In short – Internet voucher sites are the hot ticket. Groupon the hottest.
What has turned Groupon from Charles Hawtrey into Georges St Pierre in the blink of a barmaid? Ninja business skills? Tendulkar like timing? An ancient Mesopotamian blessing? Pleeeease somebody stop me…
The art of the copywriter
The answer … as both of you reading this copywriting blog have probably guessed… is… copywriting (did my ‘art of the copywriter’ header give it away?). Whether you are HBO, 23, slightly ‘wacky’ and love their style guide, or not, you have to give Groupon credit for their efforts in delivering a consistent voice. For taking a step back and applying their own techniques and copy editing style guide . And much of what they have to say is refreshingly… fresh. Take this example from their Narrative Point of View section in the Voice Guide.
Minimize the use of the 2nd person. Sometimes using the 2nd person is easily avoidable, and sometimes it’s highly useful (ex: the deal sentence). If you write a sentence in the 2nd person, and then discover that you could just as easily remove the “you’s” and “your’s” without using the passive voice and it still reads naturally, do that. When you do use the 2nd person, make sure to spread it out. Consecutive sentences specifically addressing the reader generally feel grating.
The 2nd person is often very useful for clearly describing what the customer’s experience will be like, especially for complicated deals. (EX: After your studio portraits are developed, you’ll have the option to mix and match your different poses and choose between 6 different print options.). It’s when the 2nd person is used in a more creative context and with a voice that assumes too much familiarity with the reader that it can sound like traditional marketing copy.
Don’t assume familiarity with the reader. Example of Groupon Voice violation from a golf deal:
Go ahead. Be a Tiger. — Even if this were funnier than it is, you haven’t earned that level of intimacy with the reader, and they’re likely to not respond to it. You are not the reader’s pal.

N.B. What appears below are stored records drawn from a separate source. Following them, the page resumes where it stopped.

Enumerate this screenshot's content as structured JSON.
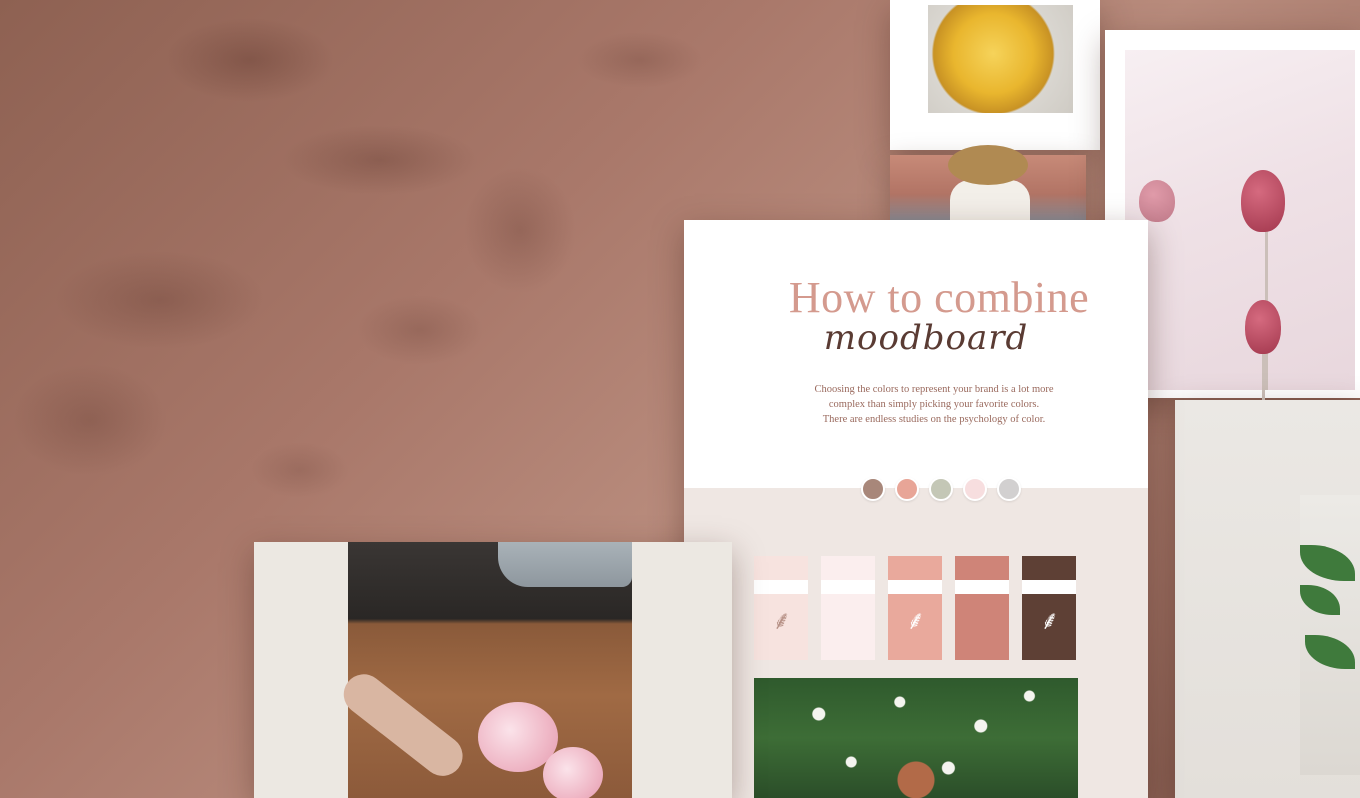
{
  "moodboard": {
    "title_line1": "How to combine",
    "title_line2": "moodboard",
    "description_line1": "Choosing the colors to represent your brand is a lot more",
    "description_line2": "complex than simply picking your favorite colors.",
    "description_line3": "There are endless studies on the psychology of color."
  },
  "palette": {
    "dots": [
      "#a8877a",
      "#e8a597",
      "#c4c7b6",
      "#f7dedf",
      "#d2d0d0"
    ],
    "swatches": [
      {
        "color": "#f7e3df",
        "sprig": true,
        "sprig_color": "#b58f84"
      },
      {
        "color": "#fbeeee",
        "sprig": false,
        "sprig_color": "#ffffff"
      },
      {
        "color": "#e9a99c",
        "sprig": true,
        "sprig_color": "#ffffff"
      },
      {
        "color": "#cf8478",
        "sprig": false,
        "sprig_color": "#ffffff"
      },
      {
        "color": "#5e4035",
        "sprig": true,
        "sprig_color": "#ffffff"
      }
    ]
  },
  "sprig_glyph": "⸙"
}
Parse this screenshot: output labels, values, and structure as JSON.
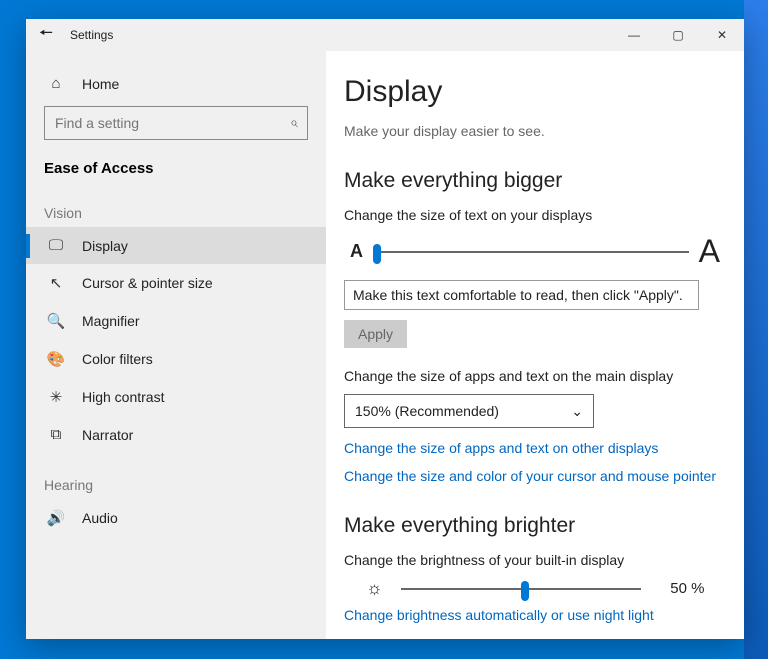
{
  "window": {
    "title": "Settings",
    "buttons": {
      "minimize": "—",
      "maximize": "▢",
      "close": "✕"
    }
  },
  "sidebar": {
    "home_label": "Home",
    "search_placeholder": "Find a setting",
    "category": "Ease of Access",
    "groups": [
      {
        "label": "Vision",
        "items": [
          {
            "key": "display",
            "label": "Display",
            "icon": "🖵",
            "selected": true
          },
          {
            "key": "cursor",
            "label": "Cursor & pointer size",
            "icon": "↖"
          },
          {
            "key": "magnifier",
            "label": "Magnifier",
            "icon": "🔍"
          },
          {
            "key": "colorfilters",
            "label": "Color filters",
            "icon": "🎨"
          },
          {
            "key": "highcontrast",
            "label": "High contrast",
            "icon": "✳"
          },
          {
            "key": "narrator",
            "label": "Narrator",
            "icon": "⧉"
          }
        ]
      },
      {
        "label": "Hearing",
        "items": [
          {
            "key": "audio",
            "label": "Audio",
            "icon": "🔊"
          }
        ]
      }
    ]
  },
  "main": {
    "title": "Display",
    "subtitle": "Make your display easier to see.",
    "section_bigger": {
      "heading": "Make everything bigger",
      "text_size_label": "Change the size of text on your displays",
      "sample_text": "Make this text comfortable to read, then click \"Apply\".",
      "apply_label": "Apply",
      "app_size_label": "Change the size of apps and text on the main display",
      "dropdown_value": "150% (Recommended)",
      "link_other_displays": "Change the size of apps and text on other displays",
      "link_cursor": "Change the size and color of your cursor and mouse pointer"
    },
    "section_brighter": {
      "heading": "Make everything brighter",
      "brightness_label": "Change the brightness of your built-in display",
      "brightness_value": "50 %",
      "link_nightlight": "Change brightness automatically or use night light"
    }
  }
}
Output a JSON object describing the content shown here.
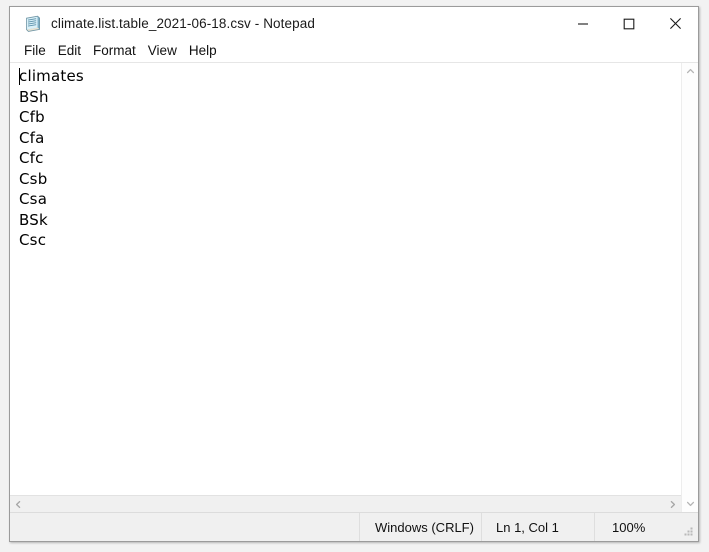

The Traditional Marketing Clichés and Crutches To Avoid advice is oozing (oops…”Even saying “ooze” will set people off”) with plenty more advice. As a copywriter the whole of the Editorial Manual is well worth a right royal nose through.
If you have already experienced Groupon you will likely know that over exposure will soon leave your wit a bit of a gooey mess. As sick as an Australian cricket fan. The law of diminishing marginal utility crushing Groupon’s ‘humour’ under the weight of its own ‘humour’. Like watching 9 episodes of Family Guy back to back. If you haven’t been through the wardrobe yet check it out – it’s well worth a quick visit – especially if you are keen on heavily discounted massages or turkish delight.
Image borrowed from Groupon.co.uk